» **Task**
Among the entries below, copy every line that carries the word "this".

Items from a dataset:

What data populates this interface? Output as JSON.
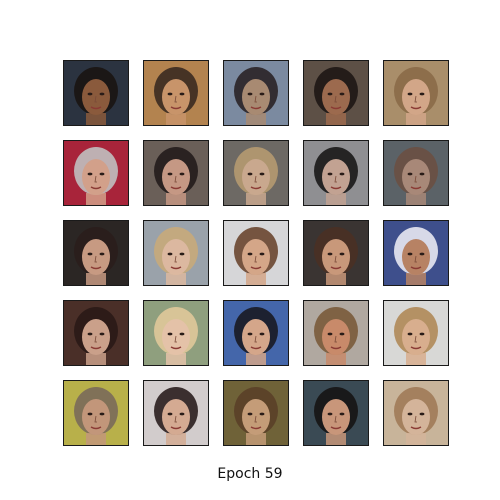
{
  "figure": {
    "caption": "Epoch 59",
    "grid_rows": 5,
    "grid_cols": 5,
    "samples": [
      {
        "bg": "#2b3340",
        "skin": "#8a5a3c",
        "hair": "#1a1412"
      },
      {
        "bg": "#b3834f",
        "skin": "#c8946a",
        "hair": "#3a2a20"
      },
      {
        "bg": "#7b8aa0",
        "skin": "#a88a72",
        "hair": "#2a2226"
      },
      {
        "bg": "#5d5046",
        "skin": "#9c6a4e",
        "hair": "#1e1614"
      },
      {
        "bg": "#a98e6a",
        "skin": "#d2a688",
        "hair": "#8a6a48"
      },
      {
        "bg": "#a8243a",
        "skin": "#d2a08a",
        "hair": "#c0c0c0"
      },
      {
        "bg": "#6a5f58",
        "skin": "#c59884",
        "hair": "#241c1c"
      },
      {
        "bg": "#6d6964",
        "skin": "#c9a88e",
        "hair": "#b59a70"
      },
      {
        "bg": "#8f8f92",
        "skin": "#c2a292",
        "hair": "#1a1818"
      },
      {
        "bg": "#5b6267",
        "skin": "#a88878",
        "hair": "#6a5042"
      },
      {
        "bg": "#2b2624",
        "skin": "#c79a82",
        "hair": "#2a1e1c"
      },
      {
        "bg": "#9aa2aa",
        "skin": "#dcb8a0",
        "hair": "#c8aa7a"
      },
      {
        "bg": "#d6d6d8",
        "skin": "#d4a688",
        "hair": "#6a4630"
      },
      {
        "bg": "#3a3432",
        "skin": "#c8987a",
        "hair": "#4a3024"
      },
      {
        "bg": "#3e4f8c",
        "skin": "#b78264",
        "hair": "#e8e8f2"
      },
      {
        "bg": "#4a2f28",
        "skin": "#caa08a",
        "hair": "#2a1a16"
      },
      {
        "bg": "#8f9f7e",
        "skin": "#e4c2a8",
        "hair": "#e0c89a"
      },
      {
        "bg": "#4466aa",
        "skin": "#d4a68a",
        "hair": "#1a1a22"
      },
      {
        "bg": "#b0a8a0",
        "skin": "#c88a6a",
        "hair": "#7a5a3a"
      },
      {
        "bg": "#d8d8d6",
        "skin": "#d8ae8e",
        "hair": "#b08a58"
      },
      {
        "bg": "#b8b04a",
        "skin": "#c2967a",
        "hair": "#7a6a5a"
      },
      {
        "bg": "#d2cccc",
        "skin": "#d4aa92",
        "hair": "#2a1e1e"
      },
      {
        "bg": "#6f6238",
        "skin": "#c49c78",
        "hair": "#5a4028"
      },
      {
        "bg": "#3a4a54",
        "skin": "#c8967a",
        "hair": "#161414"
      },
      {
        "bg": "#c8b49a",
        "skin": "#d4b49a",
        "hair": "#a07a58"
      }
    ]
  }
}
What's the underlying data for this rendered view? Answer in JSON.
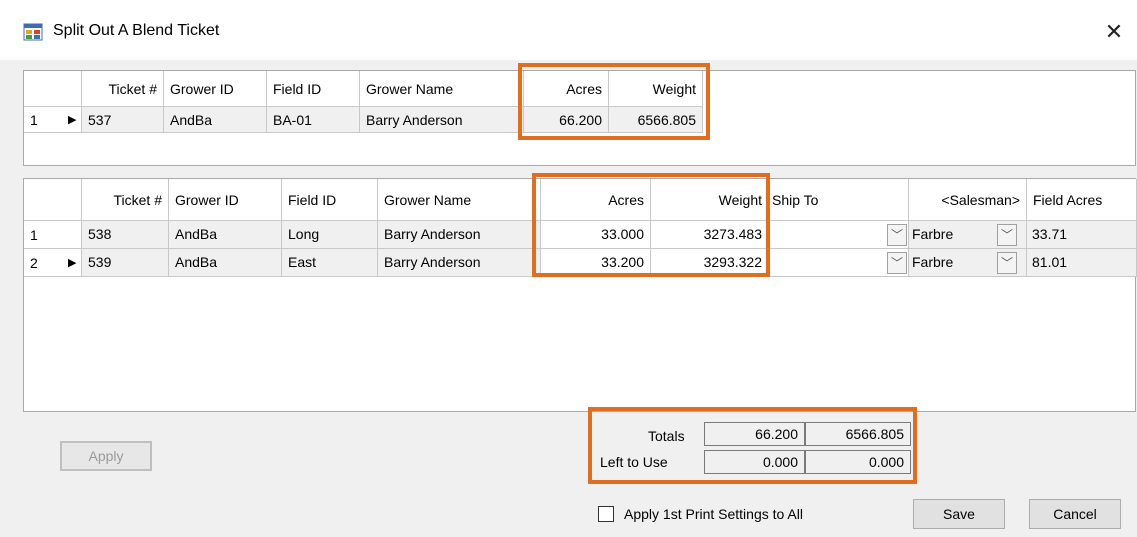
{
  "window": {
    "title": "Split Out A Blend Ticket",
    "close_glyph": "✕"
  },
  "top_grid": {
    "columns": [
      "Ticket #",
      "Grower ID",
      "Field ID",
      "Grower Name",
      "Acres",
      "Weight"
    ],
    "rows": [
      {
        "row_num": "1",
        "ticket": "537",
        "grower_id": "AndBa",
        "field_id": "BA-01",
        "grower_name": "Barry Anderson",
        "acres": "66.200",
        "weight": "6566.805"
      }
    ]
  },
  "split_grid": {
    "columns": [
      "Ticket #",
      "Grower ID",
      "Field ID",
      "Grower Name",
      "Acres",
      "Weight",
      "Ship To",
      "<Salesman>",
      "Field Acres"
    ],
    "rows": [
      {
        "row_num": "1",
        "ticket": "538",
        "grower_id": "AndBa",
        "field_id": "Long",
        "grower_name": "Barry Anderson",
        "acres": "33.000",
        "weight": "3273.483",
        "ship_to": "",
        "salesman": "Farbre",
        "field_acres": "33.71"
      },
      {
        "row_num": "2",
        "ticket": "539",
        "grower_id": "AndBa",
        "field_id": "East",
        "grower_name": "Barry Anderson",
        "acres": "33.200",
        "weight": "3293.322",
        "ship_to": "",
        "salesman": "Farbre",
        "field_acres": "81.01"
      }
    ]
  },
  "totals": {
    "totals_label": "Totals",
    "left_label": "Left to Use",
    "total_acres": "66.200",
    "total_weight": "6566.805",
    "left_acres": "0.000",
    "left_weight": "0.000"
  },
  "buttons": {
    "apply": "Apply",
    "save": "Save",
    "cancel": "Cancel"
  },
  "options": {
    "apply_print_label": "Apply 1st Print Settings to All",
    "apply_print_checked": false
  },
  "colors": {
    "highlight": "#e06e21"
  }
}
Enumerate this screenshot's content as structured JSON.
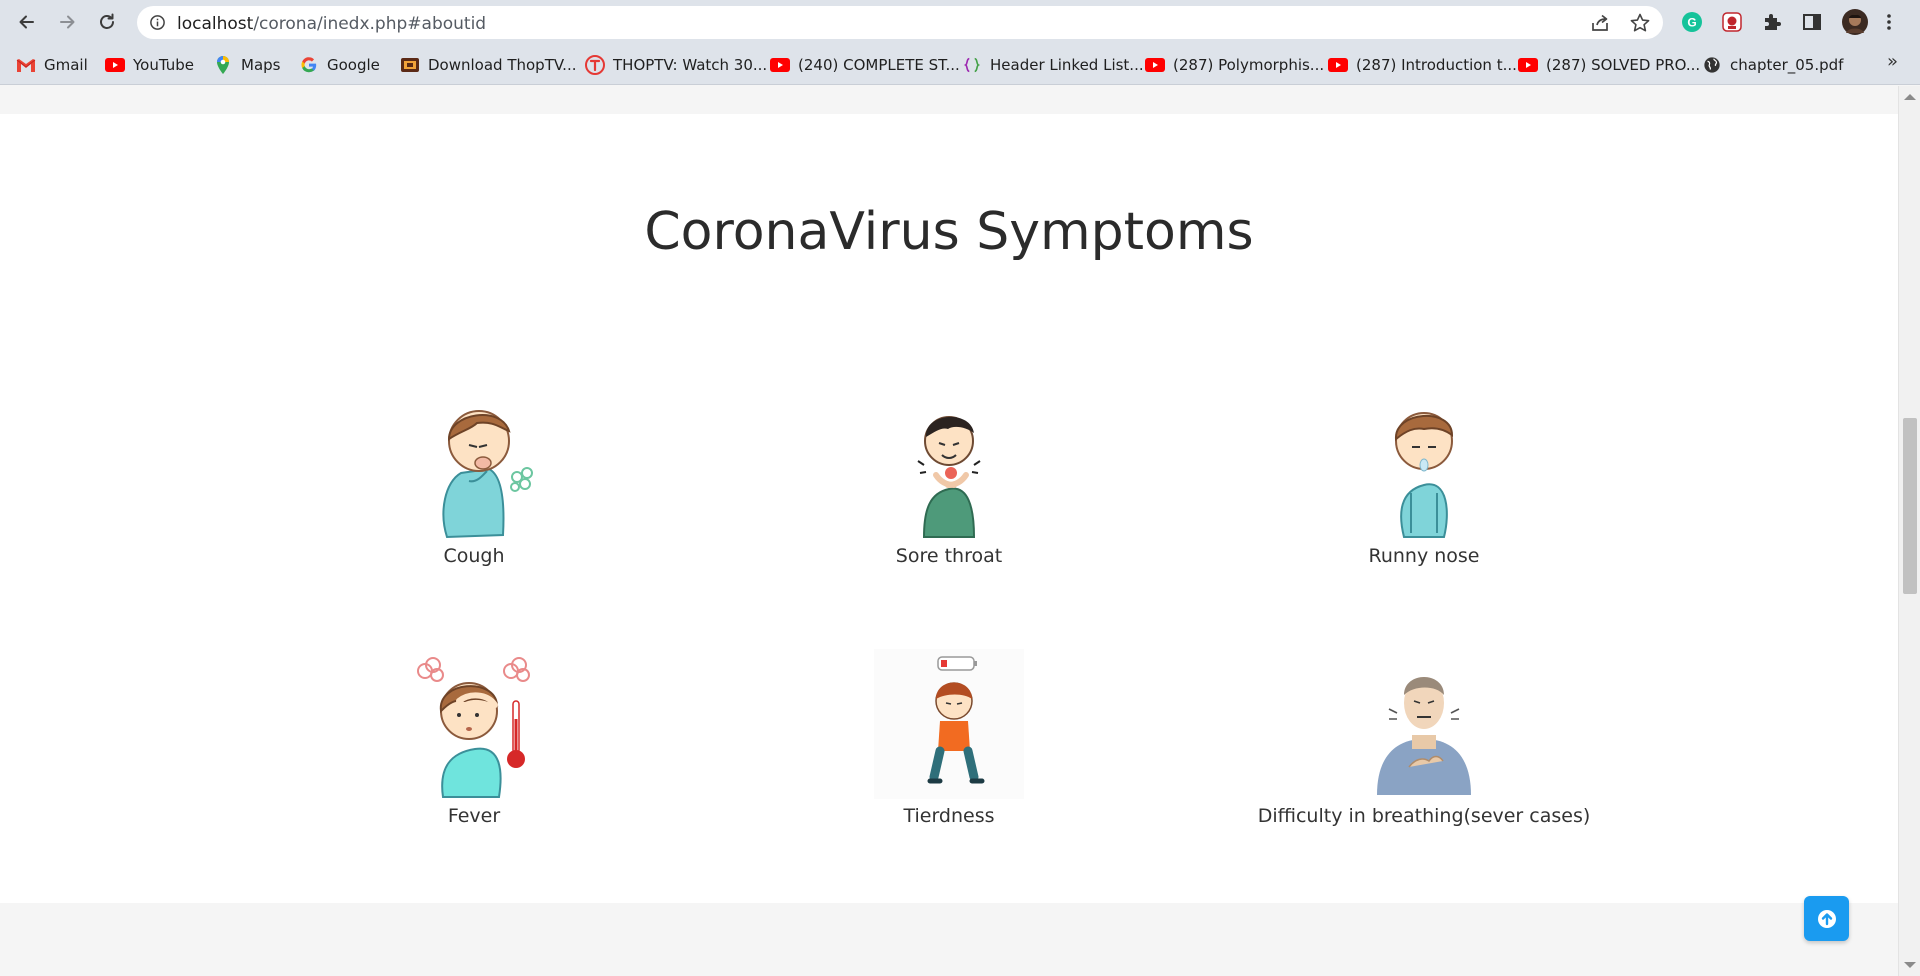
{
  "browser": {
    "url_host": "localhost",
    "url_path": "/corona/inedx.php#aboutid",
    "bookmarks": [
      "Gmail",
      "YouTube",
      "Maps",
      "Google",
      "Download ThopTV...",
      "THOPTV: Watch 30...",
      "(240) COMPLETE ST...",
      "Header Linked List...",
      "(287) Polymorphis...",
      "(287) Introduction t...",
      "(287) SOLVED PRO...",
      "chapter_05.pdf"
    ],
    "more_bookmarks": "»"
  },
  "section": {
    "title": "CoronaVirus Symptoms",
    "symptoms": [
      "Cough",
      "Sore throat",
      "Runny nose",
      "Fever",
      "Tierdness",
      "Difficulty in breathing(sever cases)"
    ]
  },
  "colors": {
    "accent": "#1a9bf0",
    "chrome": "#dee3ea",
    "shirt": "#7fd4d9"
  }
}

» **Worked solution**
What data populates this interface? Output as JSON.
What's the underlying data for this rendered view? Answer in JSON.
Enumerate this screenshot's content as structured JSON.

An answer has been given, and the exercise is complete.